Immigration also falls into a category like this. When the minorities in one state (California) outnumber Caucasians, it might be a constituency that you would try to reach. Estimates are that currently the U. S. is 62.6% “white” (discounting Hispanics that count themselves as white), a total that will continue to move closer to the 50/50 mark as the country moves forward in this century. If you can’t have a solid policy for immigration – and this counts those that are here illegally as well – then you’re going to continue to have problems drawing these people to your viewpoint.

It is also time to get over the gay “rights” issue. Why shouldn’t people have the right to marry the person they love, even if it is the same sex? Why is it such an abhorrent occurrence that it causes Republicans to try to shut it down at every angle? How can you say that a same sex union sullies the “sanctity” of marriage while people get married two, three, four or more times heterosexually? Time to get over it, Republicans.

Now that we have most of the social issues out of the way, it’s time to cut the weight. For too long, the Republican Party has been carrying people that have dragged it into the morass that it currently finds itself. It is time to tell this “dead weight” to head off on its own.

First we’ll start with the “Tea Party” movement, who says it is all about lower taxes but seems to drag the GOP down when they start talking about social issues. Unfortunately, to run a government you have to have revenues and “trickle down” economics has been proven to be a disastrous way of running a government (let’s ask the people of Kansas what they think of this). Social issues are also a part of running a government and require funding.

The GOP should cast those that call themselves members of the “Tea Party” and say, “Hey, here you go. You’re on your own.” If the party is viable, then it will be able to garner support and, perhaps more importantly, financial viability and survive…hell, maybe even become a solid third party. If they aren’t able to do this, then they will drift off into the mists of history along with the Whigs, the Federalists, the Bull Moose, Know Nothings and Dixiecrats.

The GOP also needs to wean itself from the religious zealots of the party, which do nothing but hold it back. The United States has a definitive separation of Church and State; while you can be religious as a politician, it shouldn’t be the end-all, be-all with every decision that you make on a government level.

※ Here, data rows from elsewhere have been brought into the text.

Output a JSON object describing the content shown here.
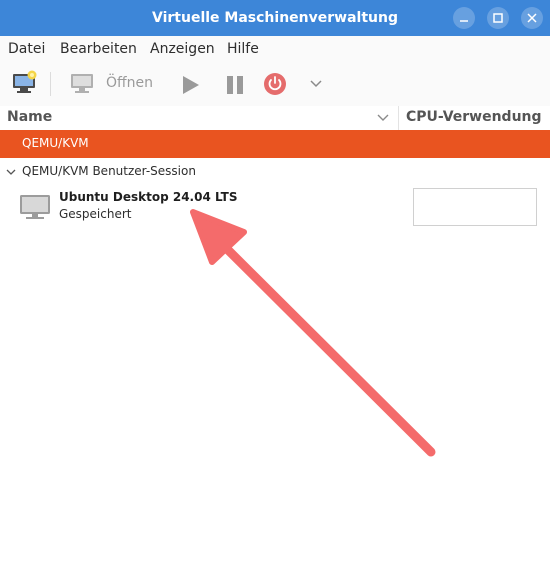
{
  "window": {
    "title": "Virtuelle Maschinenverwaltung"
  },
  "menubar": {
    "items": [
      {
        "label": "Datei"
      },
      {
        "label": "Bearbeiten"
      },
      {
        "label": "Anzeigen"
      },
      {
        "label": "Hilfe"
      }
    ]
  },
  "toolbar": {
    "new_vm_icon": "new-vm-icon",
    "open_label": "Öffnen",
    "run_icon": "play-icon",
    "pause_icon": "pause-icon",
    "shutdown_icon": "power-icon",
    "dropdown_icon": "chevron-down-icon",
    "accent_power": "#e56c6c"
  },
  "columns": {
    "name": "Name",
    "cpu": "CPU-Verwendung"
  },
  "connections": [
    {
      "label": "QEMU/KVM",
      "selected": true,
      "color": "#e95420"
    },
    {
      "label": "QEMU/KVM Benutzer-Session",
      "expanded": true
    }
  ],
  "vms": [
    {
      "name": "Ubuntu Desktop 24.04 LTS",
      "status": "Gespeichert",
      "icon": "monitor-icon"
    }
  ],
  "annotation": {
    "type": "arrow",
    "color": "#f46b6b"
  }
}
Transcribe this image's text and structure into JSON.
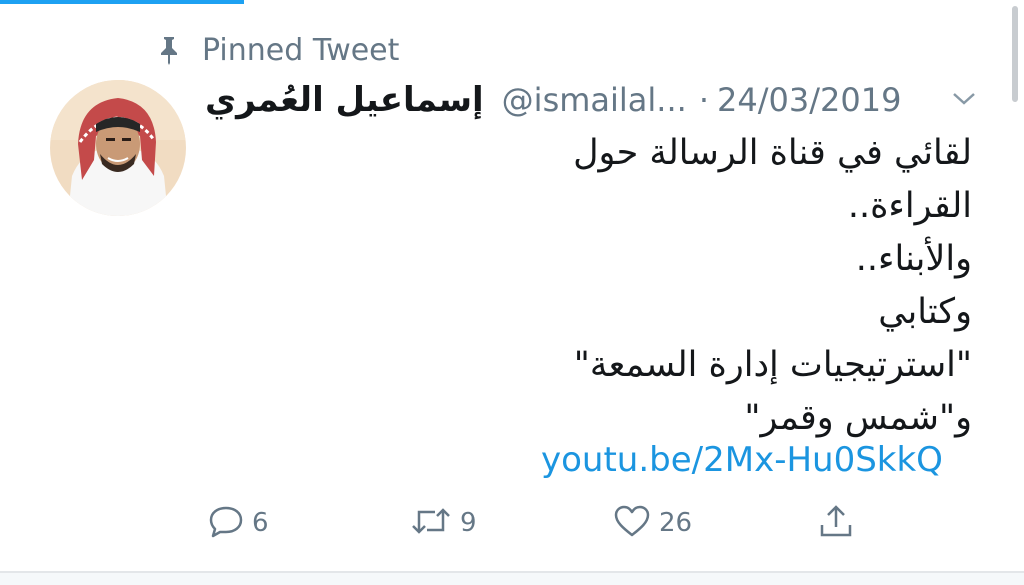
{
  "pinned": {
    "label": "Pinned Tweet"
  },
  "user": {
    "display_name": "إسماعيل العُمري",
    "handle": "@ismailal...",
    "date": "24/03/2019"
  },
  "tweet": {
    "lines": [
      "لقائي في قناة الرسالة حول",
      "القراءة..",
      "والأبناء..",
      "وكتابي",
      "\"استرتيجيات إدارة السمعة\"",
      "و\"شمس وقمر\""
    ],
    "link": "youtu.be/2Mx-Hu0SkkQ"
  },
  "actions": {
    "reply_count": "6",
    "retweet_count": "9",
    "like_count": "26"
  },
  "colors": {
    "accent": "#1da1f2",
    "link": "#1b95e0",
    "muted": "#657786",
    "text": "#14171a"
  },
  "icons": [
    "pin-icon",
    "chevron-down-icon",
    "reply-icon",
    "retweet-icon",
    "like-icon",
    "share-icon"
  ]
}
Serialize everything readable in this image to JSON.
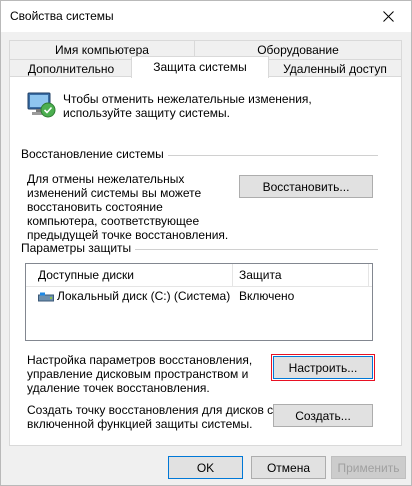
{
  "window": {
    "title": "Свойства системы"
  },
  "tabs": {
    "row1": [
      "Имя компьютера",
      "Оборудование"
    ],
    "row2": [
      "Дополнительно",
      "Защита системы",
      "Удаленный доступ"
    ]
  },
  "intro": {
    "text": "Чтобы отменить нежелательные изменения, используйте защиту системы."
  },
  "restore": {
    "group_title": "Восстановление системы",
    "description": "Для отмены нежелательных изменений системы вы можете восстановить состояние компьютера, соответствующее предыдущей точке восстановления.",
    "button": "Восстановить..."
  },
  "protection": {
    "group_title": "Параметры защиты",
    "columns": [
      "Доступные диски",
      "Защита"
    ],
    "rows": [
      {
        "drive": "Локальный диск (C:) (Система)",
        "status": "Включено"
      }
    ],
    "configure_text": "Настройка параметров восстановления, управление дисковым пространством и удаление точек восстановления.",
    "configure_button": "Настроить...",
    "create_text": "Создать точку восстановления для дисков с включенной функцией защиты системы.",
    "create_button": "Создать..."
  },
  "footer": {
    "ok": "OK",
    "cancel": "Отмена",
    "apply": "Применить"
  },
  "colors": {
    "accent": "#0078d7",
    "highlight_border": "#e81123"
  },
  "icons": {
    "close": "close-icon",
    "system_protection": "system-protection-icon",
    "drive": "drive-icon"
  }
}
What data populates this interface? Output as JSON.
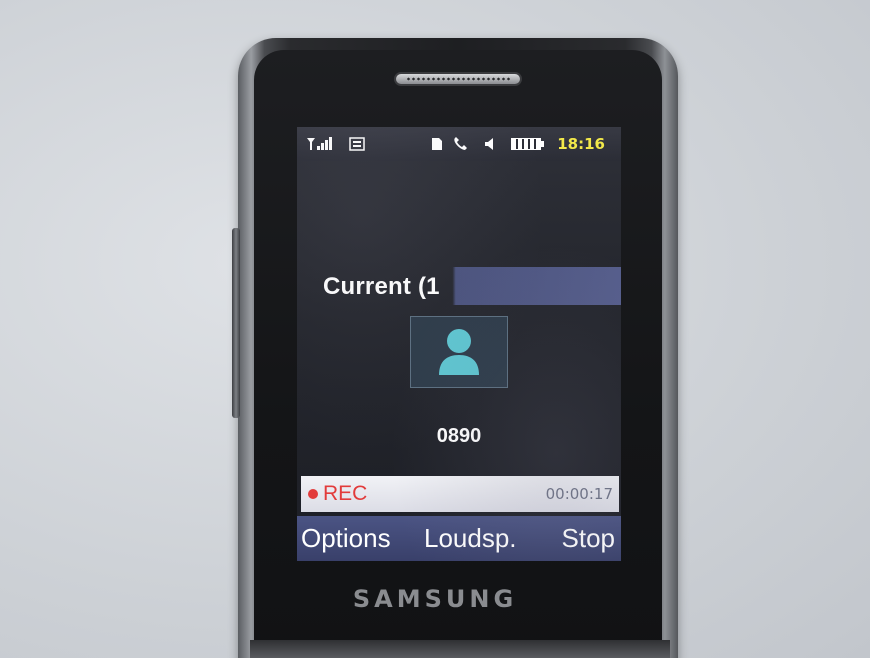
{
  "status_bar": {
    "icons": [
      "signal-icon",
      "message-icon",
      "sim-icon",
      "call-icon",
      "speaker-icon",
      "battery-icon"
    ],
    "time": "18:16"
  },
  "call": {
    "title": "Current (1",
    "caller_number": "0890",
    "avatar_icon": "person-icon"
  },
  "recording": {
    "label": "REC",
    "timer": "00:00:17",
    "color": "#e23b3b"
  },
  "softkeys": {
    "left": "Options",
    "center": "Loudsp.",
    "right": "Stop"
  },
  "device": {
    "brand": "SAMSUNG"
  },
  "colors": {
    "clock": "#f2e84a",
    "softkey_bar": "#4b5484",
    "rec_bar": "#e8e9ef"
  }
}
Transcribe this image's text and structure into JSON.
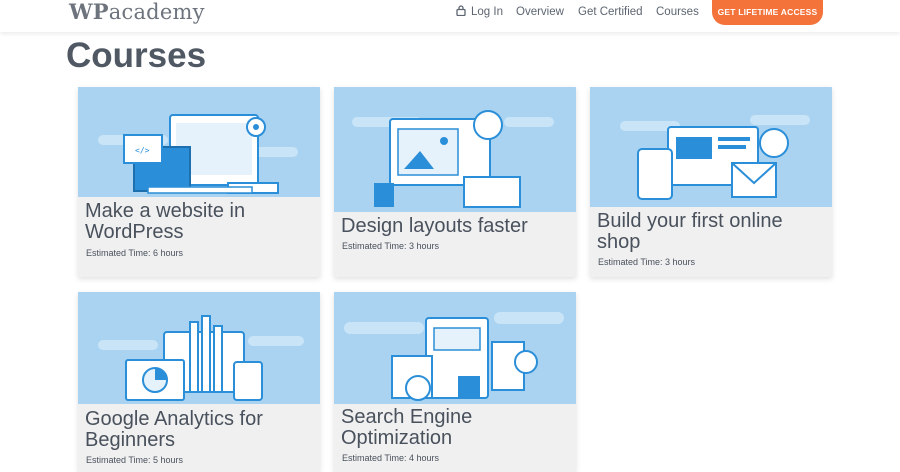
{
  "header": {
    "logo_bold": "WP",
    "logo_rest": "academy",
    "nav": [
      "Log In",
      "Overview",
      "Get Certified",
      "Courses"
    ],
    "cta": "GET LIFETIME ACCESS"
  },
  "page": {
    "title": "Courses"
  },
  "courses": [
    {
      "title_line1": "Make a website in",
      "title_line2": "WordPress",
      "time": "Estimated Time: 6 hours"
    },
    {
      "title_line1": "Design layouts faster",
      "title_line2": "",
      "time": "Estimated Time: 3 hours"
    },
    {
      "title_line1": "Build your first online",
      "title_line2": "shop",
      "time": "Estimated Time: 3 hours"
    },
    {
      "title_line1": "Google Analytics for",
      "title_line2": "Beginners",
      "time": "Estimated Time: 5 hours"
    },
    {
      "title_line1": "Search Engine",
      "title_line2": "Optimization",
      "time": "Estimated Time: 4 hours"
    }
  ],
  "icons": [
    "lock-icon"
  ],
  "colors": {
    "cta": "#f4733a",
    "card_thumb": "#a9d3f1",
    "illustration_blue": "#2b8ed8"
  }
}
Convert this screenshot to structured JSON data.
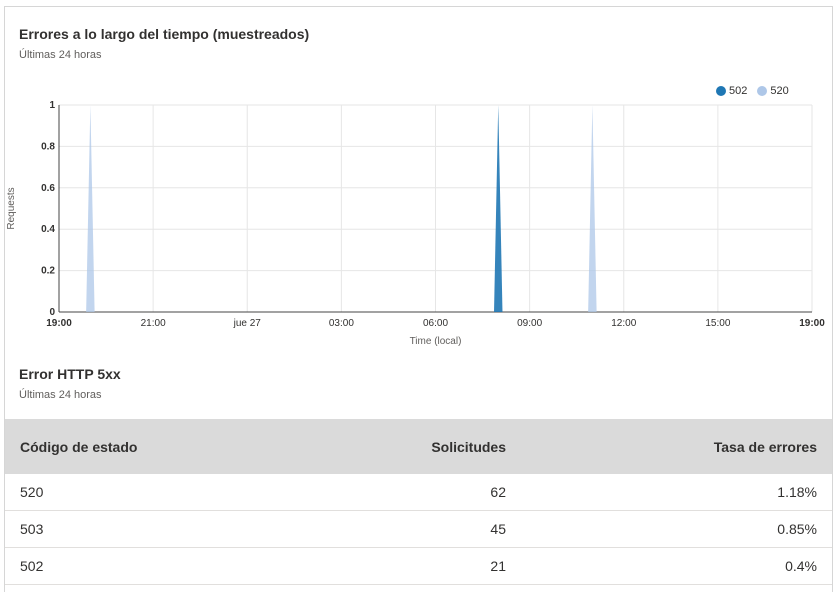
{
  "chart_section": {
    "title": "Errores a lo largo del tiempo (muestreados)",
    "subtitle": "Últimas 24 horas"
  },
  "chart_data": {
    "type": "area",
    "ylabel": "Requests",
    "xlabel": "Time (local)",
    "ylim": [
      0,
      1
    ],
    "y_ticks": [
      "0",
      "0.2",
      "0.4",
      "0.6",
      "0.8",
      "1"
    ],
    "x_ticks": [
      "19:00",
      "21:00",
      "jue 27",
      "03:00",
      "06:00",
      "09:00",
      "12:00",
      "15:00",
      "19:00"
    ],
    "x_range_hours": [
      0,
      24
    ],
    "grid": true,
    "legend_position": "top-right",
    "series": [
      {
        "name": "502",
        "color": "#1f77b4",
        "points": [
          {
            "x_hour": 14.0,
            "y": 1
          }
        ]
      },
      {
        "name": "520",
        "color": "#aec7e8",
        "points": [
          {
            "x_hour": 1.0,
            "y": 1
          },
          {
            "x_hour": 17.0,
            "y": 1
          }
        ]
      }
    ]
  },
  "table_section": {
    "title": "Error HTTP 5xx",
    "subtitle": "Últimas 24 horas",
    "columns": [
      "Código de estado",
      "Solicitudes",
      "Tasa de errores"
    ],
    "rows": [
      {
        "code": "520",
        "requests": "62",
        "rate": "1.18%"
      },
      {
        "code": "503",
        "requests": "45",
        "rate": "0.85%"
      },
      {
        "code": "502",
        "requests": "21",
        "rate": "0.4%"
      }
    ]
  }
}
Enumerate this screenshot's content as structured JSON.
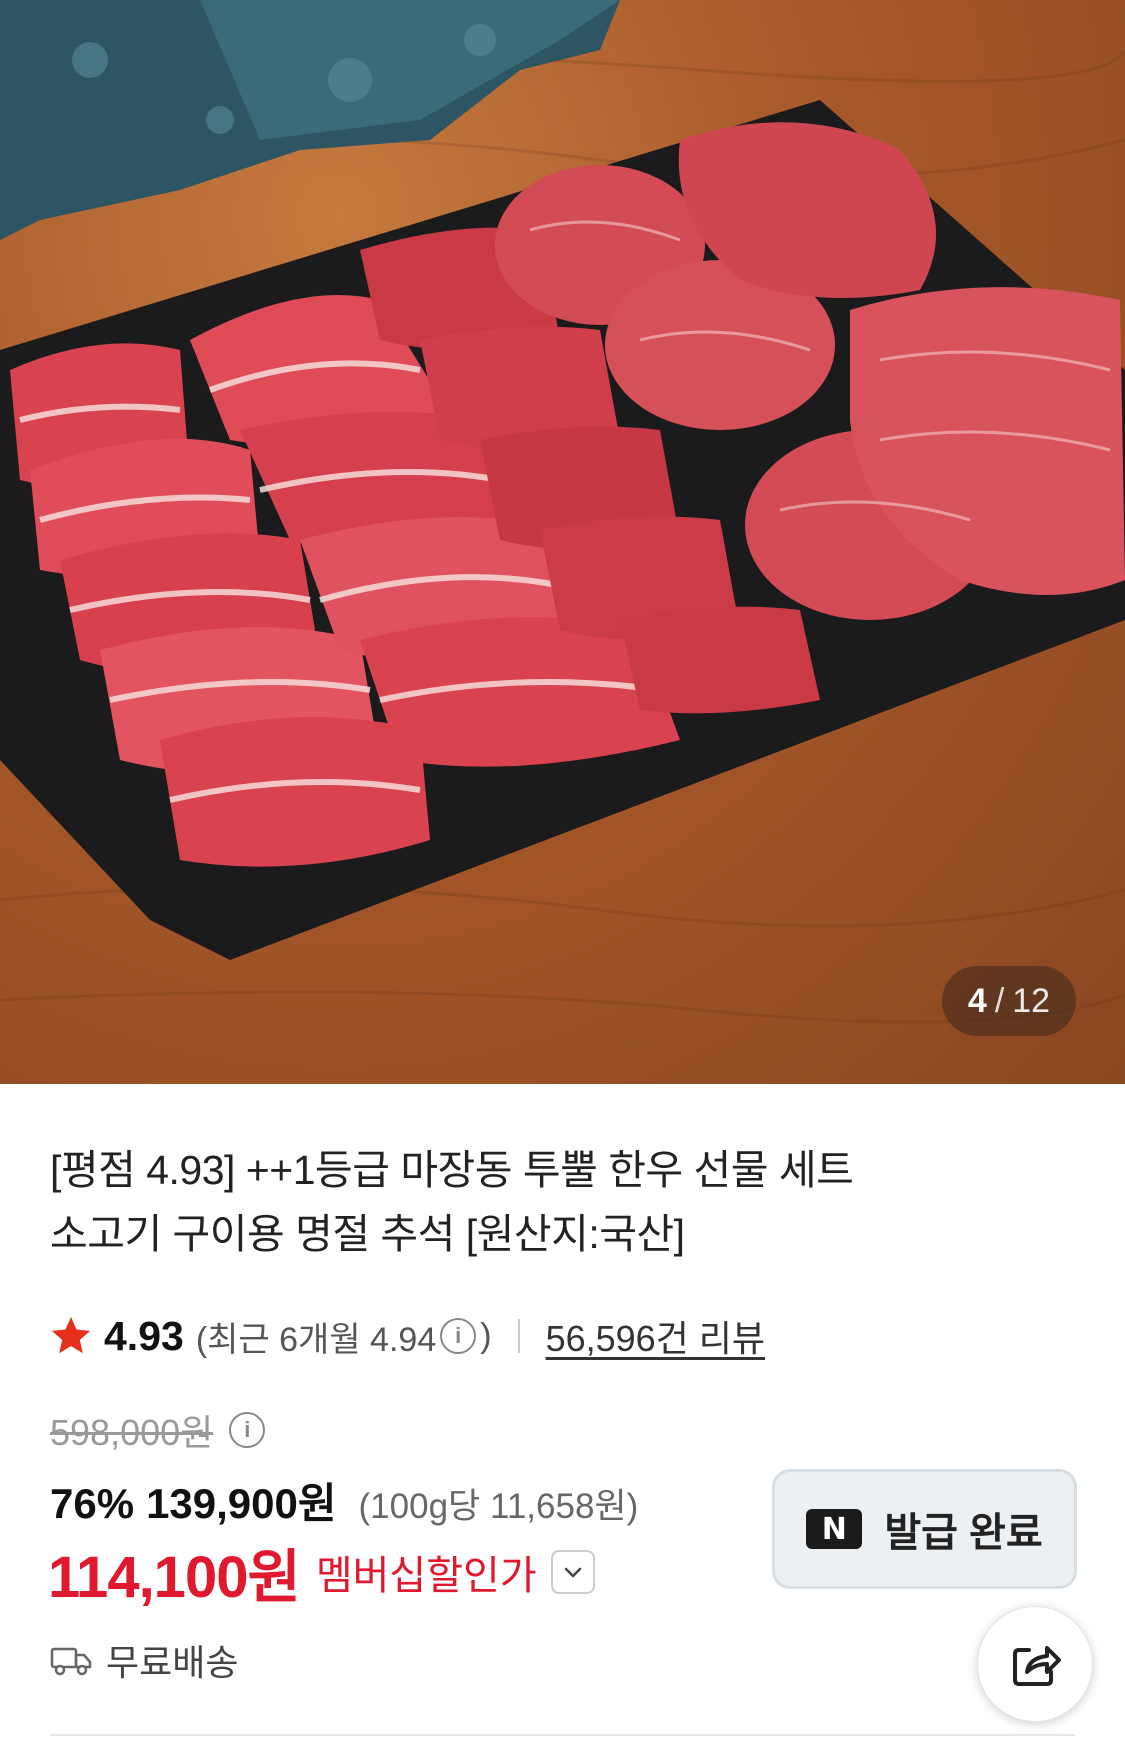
{
  "gallery": {
    "current": "4",
    "separator": "/",
    "total": "12"
  },
  "product": {
    "title_line1": "[평점 4.93] ++1등급 마장동 투뿔 한우 선물 세트",
    "title_line2": "소고기 구이용 명절 추석 [원산지:국산]"
  },
  "rating": {
    "score": "4.93",
    "recent_open": "(최근 6개월 4.94",
    "recent_close": ")",
    "reviews": "56,596건 리뷰"
  },
  "price": {
    "original": "598,000원",
    "discount": "76%",
    "sale": "139,900원",
    "unit": "(100g당 11,658원)",
    "member": "114,100원",
    "member_label": "멤버십할인가"
  },
  "coupon": {
    "badge": "N",
    "label": "발급 완료"
  },
  "shipping": {
    "label": "무료배송"
  },
  "colors": {
    "accent_red": "#e0192f",
    "star": "#e8301e"
  },
  "icons": {
    "star": "star-icon",
    "info": "info-icon",
    "chevron": "chevron-down-icon",
    "truck": "truck-icon",
    "share": "share-icon"
  }
}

In that case, you are a theocracy and no better than Iraq or other nations that rule by religion. The GOP needs to let those folks go also and maybe their party will be a viable one in future elections.

So let’s see what we have left in our Republican Party 2016:  people that believe the federal government should not reach into every level of a citizen’s life; those that believe there should be financial responsibility in the operation of government; for the most part, the citizens should be left to do as they want unless they violate an extreme law of the land. This party already exists but is pooh-poohed by the two major parties…it’s the Libertarian Party.

If the GOP were willing to do these things, then they might be able to survive as a party. They sure as hell would be able to draw a more diverse following than they currently have.

I’d be pretty happy if there were a Democratic (and let’s be honest, that one could be hacked up itself), Republican, Libertarian, Tea and Church Parties and we’d probably have a pretty decent set of candidates for every election. We’d also have a keen insight to what mental motivation drives this person for office and what we could expect if they were elected. We would definitely have much better choices for President in 2016 than we have under the current situation.